WHAT YOU WILL DO:
The required result is each line of the entries below containing the string "chevron".

Dataset rows for apps and sites
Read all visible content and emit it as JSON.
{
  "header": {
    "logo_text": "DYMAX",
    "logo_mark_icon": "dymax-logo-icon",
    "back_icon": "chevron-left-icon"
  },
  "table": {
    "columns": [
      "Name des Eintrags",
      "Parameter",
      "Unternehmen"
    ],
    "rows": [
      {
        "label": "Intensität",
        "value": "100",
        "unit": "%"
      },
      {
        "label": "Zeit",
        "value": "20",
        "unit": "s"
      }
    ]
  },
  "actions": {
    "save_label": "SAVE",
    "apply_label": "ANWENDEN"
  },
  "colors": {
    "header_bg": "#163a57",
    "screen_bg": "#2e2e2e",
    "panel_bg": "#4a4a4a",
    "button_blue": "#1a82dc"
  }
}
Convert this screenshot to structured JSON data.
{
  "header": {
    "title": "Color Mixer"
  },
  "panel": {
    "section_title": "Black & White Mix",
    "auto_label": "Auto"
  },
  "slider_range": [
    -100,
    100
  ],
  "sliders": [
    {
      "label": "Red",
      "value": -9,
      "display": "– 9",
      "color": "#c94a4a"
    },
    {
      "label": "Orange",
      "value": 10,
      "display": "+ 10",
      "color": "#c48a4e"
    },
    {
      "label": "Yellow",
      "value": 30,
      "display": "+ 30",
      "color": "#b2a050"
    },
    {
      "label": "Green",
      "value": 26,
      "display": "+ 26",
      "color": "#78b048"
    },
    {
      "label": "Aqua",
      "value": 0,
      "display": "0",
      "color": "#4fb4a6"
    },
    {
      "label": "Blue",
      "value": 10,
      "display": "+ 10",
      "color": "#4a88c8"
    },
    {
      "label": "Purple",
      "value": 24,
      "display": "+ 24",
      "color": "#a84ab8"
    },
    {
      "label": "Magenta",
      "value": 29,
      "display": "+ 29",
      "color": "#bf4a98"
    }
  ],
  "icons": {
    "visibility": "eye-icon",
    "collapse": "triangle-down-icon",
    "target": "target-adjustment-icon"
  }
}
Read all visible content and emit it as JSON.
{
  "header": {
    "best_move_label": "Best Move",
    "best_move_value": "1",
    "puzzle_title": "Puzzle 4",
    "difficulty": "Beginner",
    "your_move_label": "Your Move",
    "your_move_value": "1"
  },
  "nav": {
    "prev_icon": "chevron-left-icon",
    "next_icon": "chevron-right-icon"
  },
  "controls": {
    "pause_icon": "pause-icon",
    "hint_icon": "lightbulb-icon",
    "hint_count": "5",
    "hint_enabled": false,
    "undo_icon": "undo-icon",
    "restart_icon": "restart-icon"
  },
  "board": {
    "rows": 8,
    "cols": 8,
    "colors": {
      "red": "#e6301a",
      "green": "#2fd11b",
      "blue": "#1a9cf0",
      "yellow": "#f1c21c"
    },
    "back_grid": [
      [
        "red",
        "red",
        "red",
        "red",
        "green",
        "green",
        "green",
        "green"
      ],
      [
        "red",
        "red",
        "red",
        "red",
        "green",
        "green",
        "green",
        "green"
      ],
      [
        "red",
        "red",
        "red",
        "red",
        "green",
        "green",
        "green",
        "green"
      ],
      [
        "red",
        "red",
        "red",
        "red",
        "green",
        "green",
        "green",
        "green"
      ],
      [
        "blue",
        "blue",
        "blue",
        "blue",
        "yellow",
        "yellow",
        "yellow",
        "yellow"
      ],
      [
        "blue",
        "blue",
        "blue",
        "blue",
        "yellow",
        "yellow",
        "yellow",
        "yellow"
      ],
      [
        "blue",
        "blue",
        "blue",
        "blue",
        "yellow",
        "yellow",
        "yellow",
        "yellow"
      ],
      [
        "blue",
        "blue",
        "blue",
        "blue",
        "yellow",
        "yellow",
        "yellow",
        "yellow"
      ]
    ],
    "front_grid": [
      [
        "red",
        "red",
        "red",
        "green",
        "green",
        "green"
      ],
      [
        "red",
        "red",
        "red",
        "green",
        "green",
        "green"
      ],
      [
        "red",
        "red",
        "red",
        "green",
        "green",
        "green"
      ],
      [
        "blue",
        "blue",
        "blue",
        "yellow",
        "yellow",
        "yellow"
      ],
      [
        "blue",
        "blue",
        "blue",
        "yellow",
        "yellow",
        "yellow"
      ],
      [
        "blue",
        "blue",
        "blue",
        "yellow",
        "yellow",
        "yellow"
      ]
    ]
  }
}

RESULT OF THE EXERCISE:
    "back_icon": "chevron-left-icon"
    "prev_icon": "chevron-left-icon",
    "next_icon": "chevron-right-icon"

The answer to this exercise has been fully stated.